Is that what Agathos requires?  Is it the ability to get up again and again?  To recover from defeat in order to be a person of merit?  I think that is at least part of it.  Whatever the case, the fates put me there to get that good swift kick in the ass.  I don’t know if polo shirt boy got the lesson.  I certainly did.

Marcus Aurelius and Lao Tzu get me out of bed.

Posted in Agathos, Philosophy, Stoicism with tags , , on June 1, 2011 by Joe Callahan

It’s pretty standard for me to pick a passage out of Marcus Aurelius or Epictetus when I wake up.  I find it a good way to get my attitude aligned with how I want to conduct myself through the day.  Otherwise, I am more likely to focus on what’s ahead that I don’t feel like dealing with and then question the wisdom of getting out of bed at all.  A little kick in the butt from the Stoics is a good antidote.

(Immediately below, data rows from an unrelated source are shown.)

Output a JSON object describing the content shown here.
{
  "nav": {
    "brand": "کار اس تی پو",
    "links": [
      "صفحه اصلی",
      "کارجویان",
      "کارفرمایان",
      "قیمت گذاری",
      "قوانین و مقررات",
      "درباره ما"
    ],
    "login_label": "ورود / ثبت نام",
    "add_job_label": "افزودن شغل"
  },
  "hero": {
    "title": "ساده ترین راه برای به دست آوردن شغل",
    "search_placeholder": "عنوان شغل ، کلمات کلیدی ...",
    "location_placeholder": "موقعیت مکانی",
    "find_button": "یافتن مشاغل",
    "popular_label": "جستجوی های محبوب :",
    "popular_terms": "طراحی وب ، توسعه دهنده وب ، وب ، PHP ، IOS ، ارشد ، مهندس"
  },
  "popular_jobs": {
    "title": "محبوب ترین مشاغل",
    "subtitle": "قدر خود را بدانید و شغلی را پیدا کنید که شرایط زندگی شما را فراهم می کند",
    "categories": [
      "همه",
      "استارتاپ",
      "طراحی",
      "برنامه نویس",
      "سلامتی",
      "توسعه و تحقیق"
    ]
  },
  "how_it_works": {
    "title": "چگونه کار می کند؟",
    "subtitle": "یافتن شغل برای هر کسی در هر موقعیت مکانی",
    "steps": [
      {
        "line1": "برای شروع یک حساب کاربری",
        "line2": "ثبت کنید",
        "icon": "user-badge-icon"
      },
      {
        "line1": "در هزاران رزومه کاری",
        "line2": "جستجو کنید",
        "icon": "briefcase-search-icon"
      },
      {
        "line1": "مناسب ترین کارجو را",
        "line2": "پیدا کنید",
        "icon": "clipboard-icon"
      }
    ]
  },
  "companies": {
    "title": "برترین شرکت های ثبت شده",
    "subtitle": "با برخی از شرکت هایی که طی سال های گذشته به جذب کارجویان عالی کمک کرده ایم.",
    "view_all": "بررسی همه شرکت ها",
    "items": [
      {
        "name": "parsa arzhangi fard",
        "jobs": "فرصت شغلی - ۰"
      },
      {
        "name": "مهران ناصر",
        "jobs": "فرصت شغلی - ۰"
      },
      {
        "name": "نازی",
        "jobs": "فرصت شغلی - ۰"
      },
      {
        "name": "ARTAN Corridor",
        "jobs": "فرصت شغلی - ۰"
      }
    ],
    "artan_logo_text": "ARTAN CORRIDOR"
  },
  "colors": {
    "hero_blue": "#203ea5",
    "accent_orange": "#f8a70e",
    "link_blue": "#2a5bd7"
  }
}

I opened Meditations at random and came to book 5:6

A horse at the end of the race
A dog when the hunt is over
A bee with its honey stored
And a human being after helping others.
They don’t make a fuss about it.  They just go on to something else, as the vine looks forward to bearing fruit again in season.

We should be like that.  Acting almost unconsciously.

As I read that part of the passage it set off a little recognition bell and made me think of a passage in Tao Te Ching.  So I went to look it up (another way to get me out of bed).

Therefore the Master
acts without doing anything
and teaches without saying anything.
Things arise and she lets them come;
things disappear and she lets them go.
She has but doesn’t possess,
acts but doesn’t expect.
When her work is done she forgets it.
That is why it lasts forever.

The message is clear.  Don’t make a fuss about doing things.  Do what is correct for you to do and then forget it.  Ideally our work in the world, our participation with others, is something that doesn’t really register as an effort or even an event.

My point here is not to observe that Stoicism and Taoism have some notable similarities.  Plenty of writers and scholars have explored that.  What is valuable for my purposes is the reminder that my daily labors and whatever I do of value with other people are what is natural for me, for anyone wanting to live as Agathos.  What is natural needn’t be a source of struggle or angst.